Units and members of the California Army National Guard have served in: World War I, World War II, Korean War, the Vietnam War, Operation Desert Storm and Desert Shield, Bosnia, Kosovo, Afghanistan, Iraq, Guantanamo Bay, Sinai Peninsula, Qatar, Germany, Spain, Panama, Ukraine, Kyrgyzstan, Kuwait, during the L.A. Riots, on the US/Mexico Border mission, during Hurricane Katrina humanitarian efforts, in airports and seaports around California, in various military bases across the US in support of Homeland Security, and more.

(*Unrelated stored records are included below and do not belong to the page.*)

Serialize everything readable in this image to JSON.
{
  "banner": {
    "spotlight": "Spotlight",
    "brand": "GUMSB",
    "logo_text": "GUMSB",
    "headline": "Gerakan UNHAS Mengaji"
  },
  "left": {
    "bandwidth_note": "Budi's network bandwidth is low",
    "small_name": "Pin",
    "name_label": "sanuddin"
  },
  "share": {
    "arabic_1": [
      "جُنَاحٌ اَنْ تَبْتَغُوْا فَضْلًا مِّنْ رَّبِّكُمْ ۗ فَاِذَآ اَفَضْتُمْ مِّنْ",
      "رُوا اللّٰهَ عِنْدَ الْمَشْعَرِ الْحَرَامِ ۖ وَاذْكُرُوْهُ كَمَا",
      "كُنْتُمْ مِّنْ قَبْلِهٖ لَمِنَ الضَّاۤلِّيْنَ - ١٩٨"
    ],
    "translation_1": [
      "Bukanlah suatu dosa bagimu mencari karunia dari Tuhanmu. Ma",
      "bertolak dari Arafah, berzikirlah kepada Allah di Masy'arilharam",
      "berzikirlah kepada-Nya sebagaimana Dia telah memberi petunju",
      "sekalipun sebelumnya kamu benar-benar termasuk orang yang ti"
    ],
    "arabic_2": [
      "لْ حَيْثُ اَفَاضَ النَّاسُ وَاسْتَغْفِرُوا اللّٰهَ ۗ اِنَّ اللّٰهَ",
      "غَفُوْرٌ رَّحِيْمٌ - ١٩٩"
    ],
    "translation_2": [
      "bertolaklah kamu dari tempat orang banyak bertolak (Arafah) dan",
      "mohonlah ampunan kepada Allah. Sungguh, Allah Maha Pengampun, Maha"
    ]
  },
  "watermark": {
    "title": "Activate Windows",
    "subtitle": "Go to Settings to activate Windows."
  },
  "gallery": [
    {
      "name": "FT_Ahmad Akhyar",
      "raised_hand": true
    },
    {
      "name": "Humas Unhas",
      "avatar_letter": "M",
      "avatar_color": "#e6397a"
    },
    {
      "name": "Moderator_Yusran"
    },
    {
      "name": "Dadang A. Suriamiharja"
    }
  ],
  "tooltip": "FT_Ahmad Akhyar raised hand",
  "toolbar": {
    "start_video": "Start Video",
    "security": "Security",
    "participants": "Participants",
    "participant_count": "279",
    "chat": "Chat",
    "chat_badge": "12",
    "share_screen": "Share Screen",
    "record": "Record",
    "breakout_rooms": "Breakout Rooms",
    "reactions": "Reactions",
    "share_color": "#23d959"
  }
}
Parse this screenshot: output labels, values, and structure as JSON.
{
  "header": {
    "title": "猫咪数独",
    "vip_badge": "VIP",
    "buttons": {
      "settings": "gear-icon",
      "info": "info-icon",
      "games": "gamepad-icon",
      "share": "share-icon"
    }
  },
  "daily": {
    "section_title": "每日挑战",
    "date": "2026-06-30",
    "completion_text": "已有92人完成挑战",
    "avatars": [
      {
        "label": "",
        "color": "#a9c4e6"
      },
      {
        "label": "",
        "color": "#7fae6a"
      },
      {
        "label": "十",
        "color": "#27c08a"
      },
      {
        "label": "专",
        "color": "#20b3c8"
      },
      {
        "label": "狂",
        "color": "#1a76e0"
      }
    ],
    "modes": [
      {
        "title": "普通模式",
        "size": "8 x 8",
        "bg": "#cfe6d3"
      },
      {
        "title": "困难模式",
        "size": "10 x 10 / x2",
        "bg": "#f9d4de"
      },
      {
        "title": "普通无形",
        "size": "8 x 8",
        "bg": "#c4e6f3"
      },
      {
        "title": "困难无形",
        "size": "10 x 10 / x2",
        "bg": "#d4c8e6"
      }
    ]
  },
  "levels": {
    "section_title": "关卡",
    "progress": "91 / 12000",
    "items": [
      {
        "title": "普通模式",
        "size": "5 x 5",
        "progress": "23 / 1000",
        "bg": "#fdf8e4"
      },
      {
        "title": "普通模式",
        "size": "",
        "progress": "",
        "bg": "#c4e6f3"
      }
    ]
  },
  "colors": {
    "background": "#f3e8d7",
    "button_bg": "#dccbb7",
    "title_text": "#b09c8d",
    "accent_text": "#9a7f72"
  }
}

California Army National Guard units have played an active role in the Middle East since the U.S. military increased its involvement in the region. In September 2017, about 300 Army National Guard soldiers of the 184th Infantry Battalion deployed to Jordan to take part in Operation Spartan Shield. Modesto's 1st Battalion, 184th Infantry Regiment is one of the most active California Army National Guard units, having been mobilized or deployed to Kosovo, Iraq, and Jordan within the past decade.
Most recently, March 2019 saw the return of the CA ARNG's 40th Infantry Division from a 9-month tour in Afghanistan. This was the second rotation of troops to return from Afghanistan, and the 40th Infantry Division's first combat deployment since the Korean War.
California has been hit with several major natural disasters in recent years. As with any state guard, one of the California Army National Guard's primary tasks is to ensure the safety of its citizens in times of crisis. According to the CA ARNG's website, the Guard is "committed to improving, preparing and protecting our communities, state and nation". In dealing with the recent Camp Fire, California activated 700 soldiers in different support roles. Fires are some of the most common and devastating natural disasters in California, causing units like the 140th Aviation Regiment to be used to support fire department efforts. Military police officers and soldiers are also utilized in massive evacuation efforts such as those taking place during the Camp Fire.
Reorganized and Federally recognized 12 May 1936 in the California National Guard at Sacramento as Company A, 115th Quartermaster Regiment, an element of the 40th Division